- Task details -
Find the lines below that contain the string "data". Copy each one.
-------- Information shown
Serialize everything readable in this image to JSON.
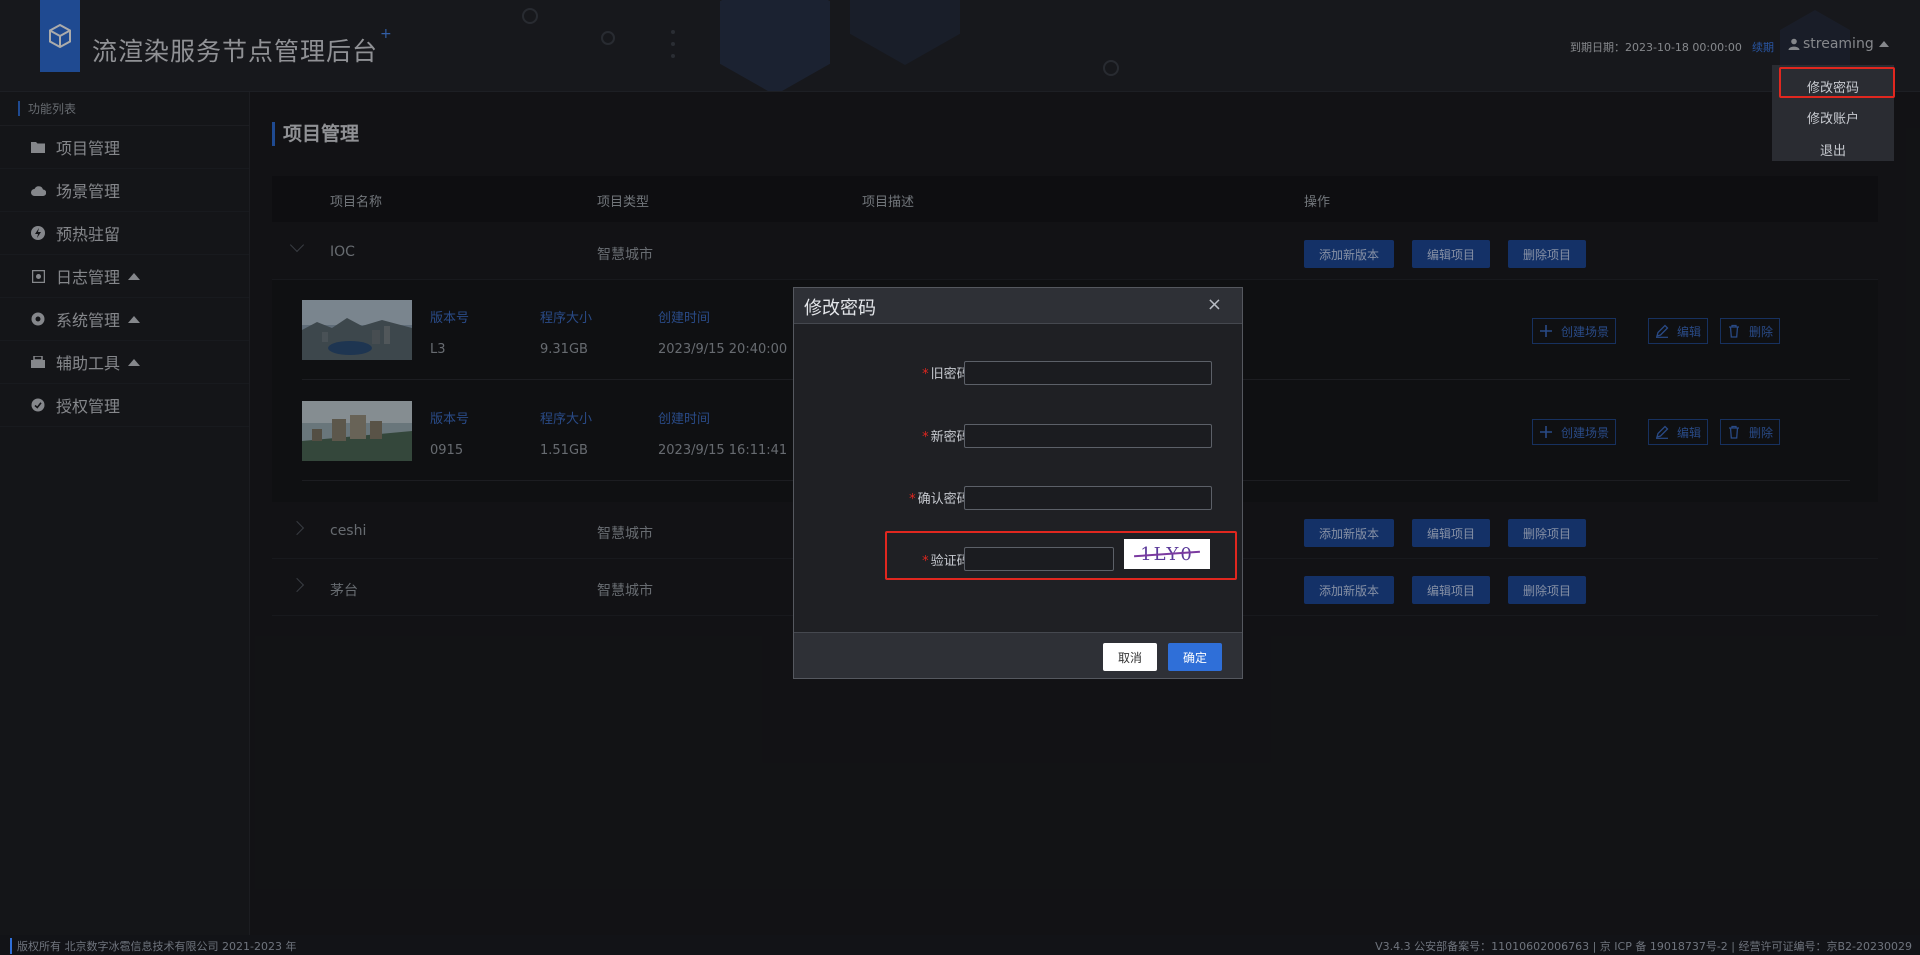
{
  "header": {
    "app_title": "流渲染服务节点管理后台",
    "title_plus": "+",
    "expire_text": "到期日期：2023-10-18 00:00:00",
    "renew_label": "续期",
    "username": "streaming"
  },
  "user_menu": {
    "items": [
      {
        "label": "修改密码"
      },
      {
        "label": "修改账户"
      },
      {
        "label": "退出"
      }
    ]
  },
  "sidebar": {
    "header": "功能列表",
    "items": [
      {
        "label": "项目管理",
        "icon": "folder-icon"
      },
      {
        "label": "场景管理",
        "icon": "cloud-icon"
      },
      {
        "label": "预热驻留",
        "icon": "bolt-icon"
      },
      {
        "label": "日志管理",
        "icon": "log-icon"
      },
      {
        "label": "系统管理",
        "icon": "gear-icon"
      },
      {
        "label": "辅助工具",
        "icon": "tool-icon"
      },
      {
        "label": "授权管理",
        "icon": "shield-icon"
      }
    ]
  },
  "main": {
    "title": "项目管理",
    "columns": [
      "项目名称",
      "项目类型",
      "项目描述",
      "操作"
    ],
    "row_actions": {
      "add_version": "添加新版本",
      "edit_project": "编辑项目",
      "delete_project": "删除项目"
    },
    "projects": [
      {
        "name": "IOC",
        "type": "智慧城市"
      },
      {
        "name": "ceshi",
        "type": "智慧城市"
      },
      {
        "name": "茅台",
        "type": "智慧城市"
      }
    ],
    "version_labels": {
      "version": "版本号",
      "size": "程序大小",
      "created": "创建时间"
    },
    "version_actions": {
      "create_scene": "创建场景",
      "edit": "编辑",
      "delete": "删除"
    },
    "versions": [
      {
        "version": "L3",
        "size": "9.31GB",
        "created": "2023/9/15 20:40:00"
      },
      {
        "version": "0915",
        "size": "1.51GB",
        "created": "2023/9/15 16:11:41"
      }
    ]
  },
  "modal": {
    "title": "修改密码",
    "close_symbol": "×",
    "required_mark": "*",
    "fields": {
      "old_password": "旧密码:",
      "new_password": "新密码:",
      "confirm_password": "确认密码:",
      "captcha": "验证码:"
    },
    "captcha_text": "1LY0",
    "cancel_label": "取消",
    "ok_label": "确定"
  },
  "footer": {
    "copyright": "版权所有 北京数字冰雹信息技术有限公司 2021-2023 年",
    "right": "V3.4.3 公安部备案号：11010602006763 | 京 ICP 备 19018737号-2 | 经营许可证编号：京B2-20230029"
  },
  "colors": {
    "accent": "#2f6fd8",
    "highlight": "#e0271f",
    "background": "#1b1c20"
  }
}
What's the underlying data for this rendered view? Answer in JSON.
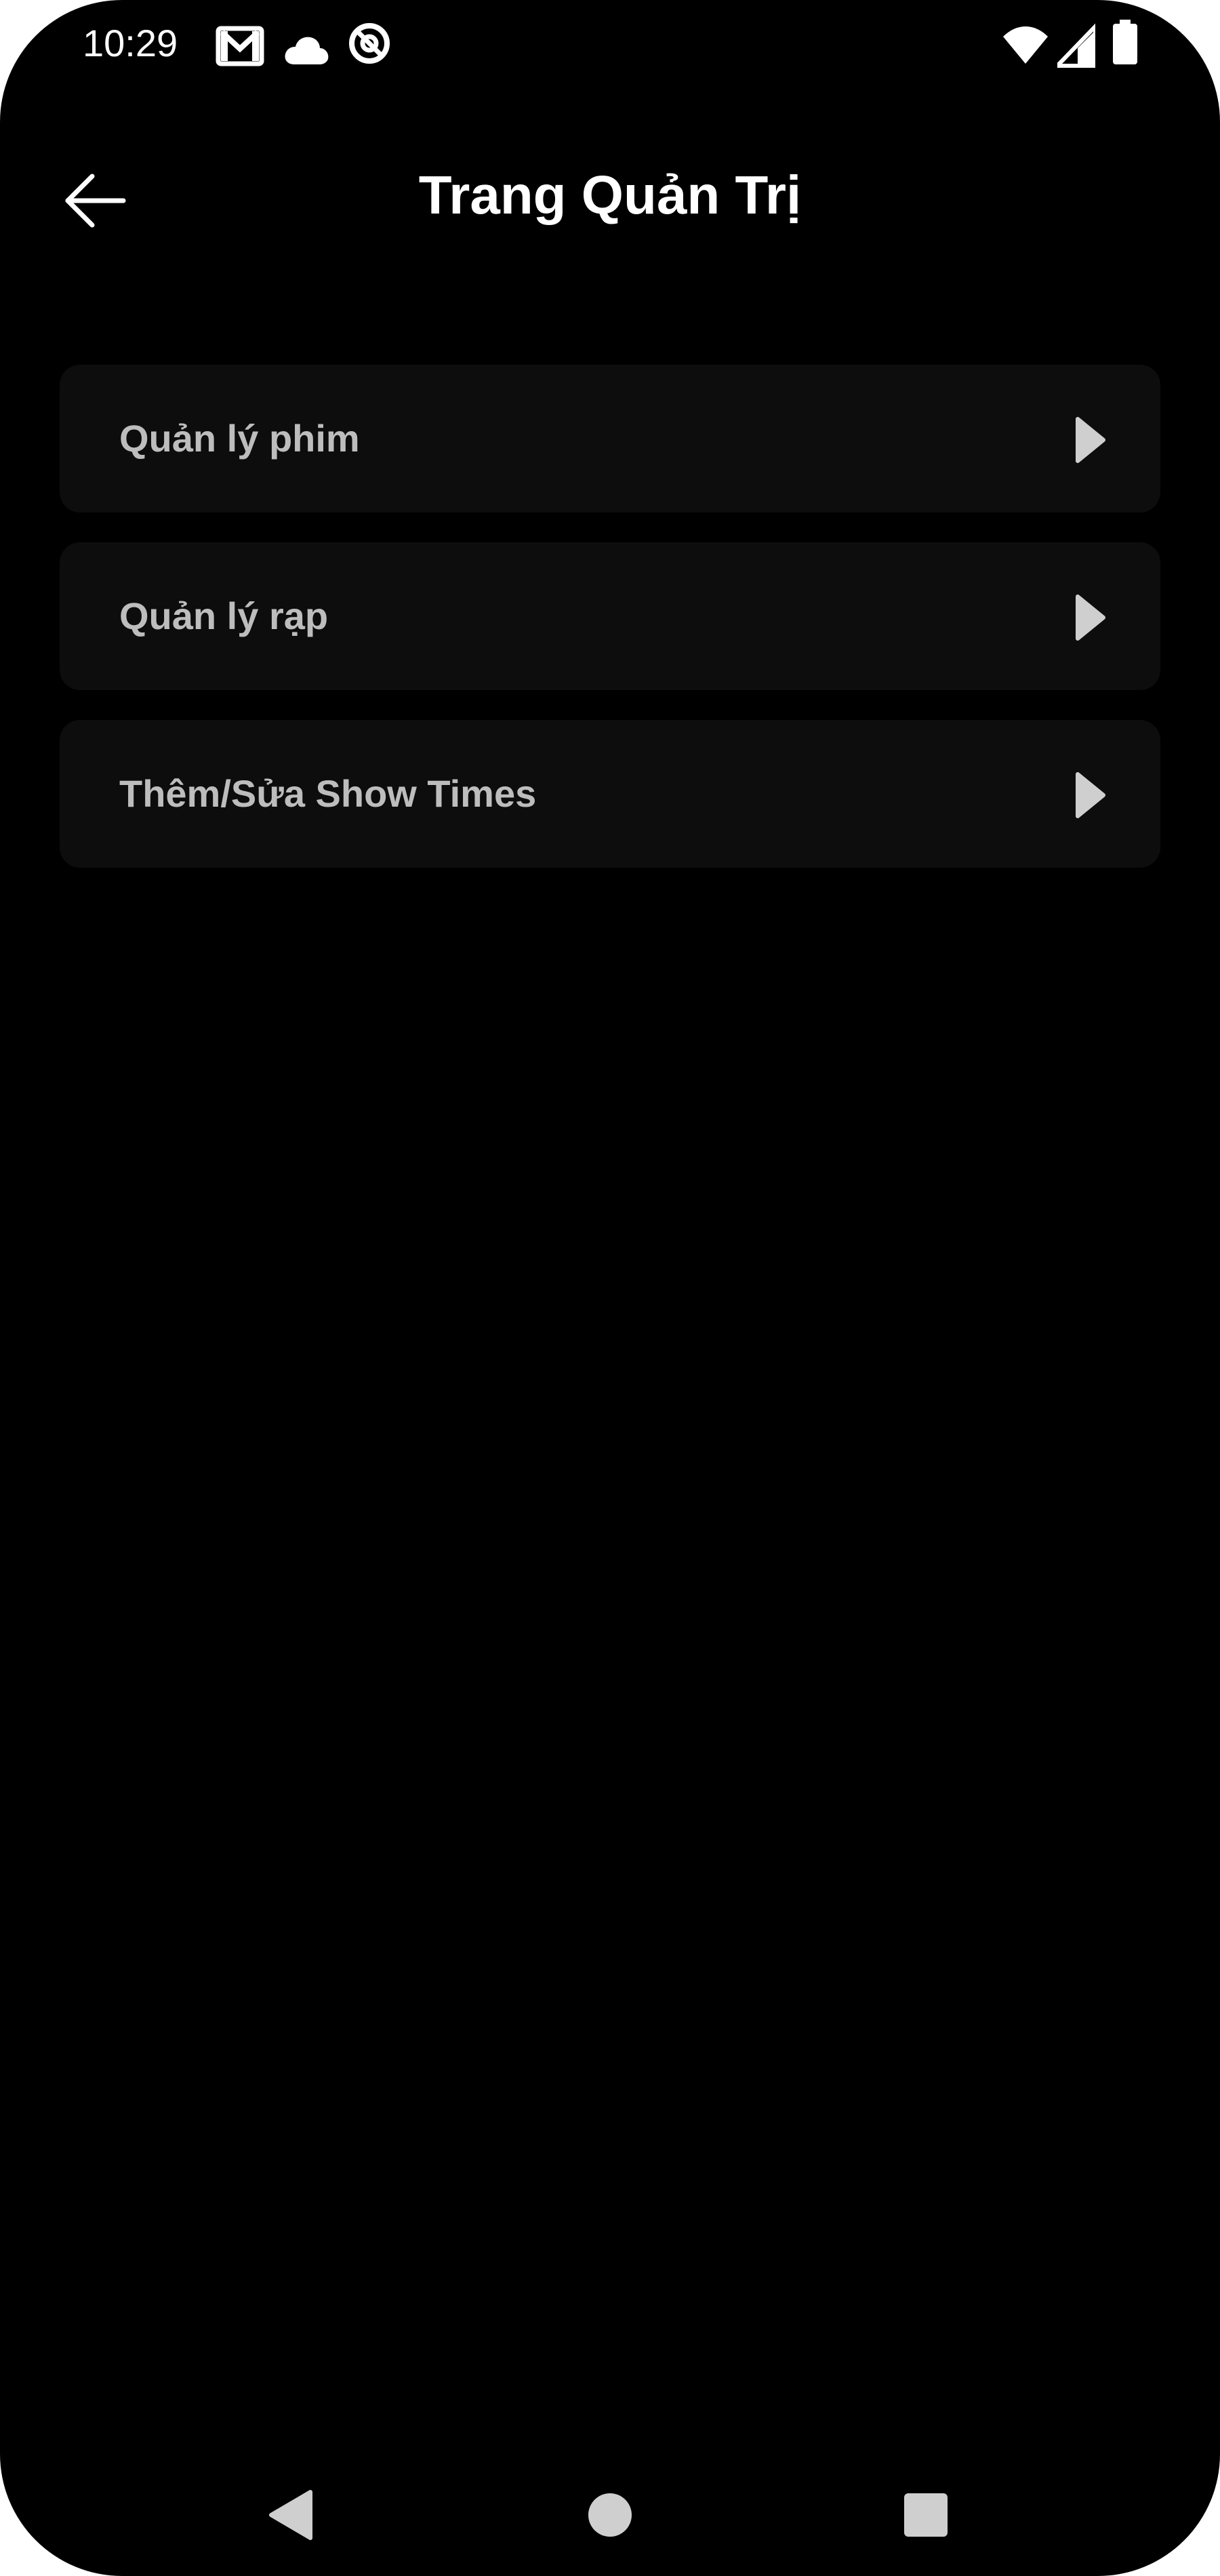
{
  "status_bar": {
    "time": "10:29",
    "left_icons": [
      "gmail-icon",
      "cloud-icon",
      "at-sign-icon"
    ],
    "right_icons": [
      "wifi-icon",
      "signal-icon",
      "battery-icon"
    ]
  },
  "header": {
    "title": "Trang Quản Trị",
    "back_icon": "arrow-back-icon"
  },
  "menu": {
    "items": [
      {
        "label": "Quản lý phim",
        "icon": "play-arrow-icon"
      },
      {
        "label": "Quản lý rạp",
        "icon": "play-arrow-icon"
      },
      {
        "label": "Thêm/Sửa Show Times",
        "icon": "play-arrow-icon"
      }
    ]
  },
  "nav_bar": {
    "items": [
      "nav-back-icon",
      "nav-home-icon",
      "nav-recents-icon"
    ]
  },
  "colors": {
    "background": "#000000",
    "card": "#0d0d0d",
    "title": "#ffffff",
    "item_text": "#bdbdbd",
    "icon": "#cfcfcf"
  }
}
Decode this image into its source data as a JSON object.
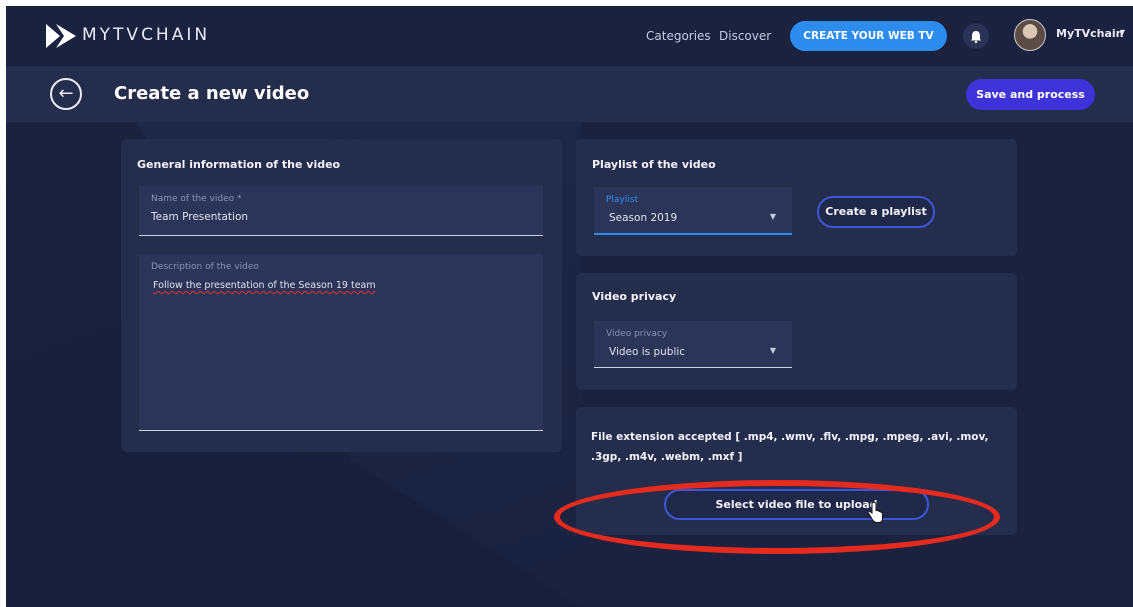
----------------
- Task response -
What's the underlying data for this rendered view? Answer in JSON.
Decode this image into its source data as a JSON object.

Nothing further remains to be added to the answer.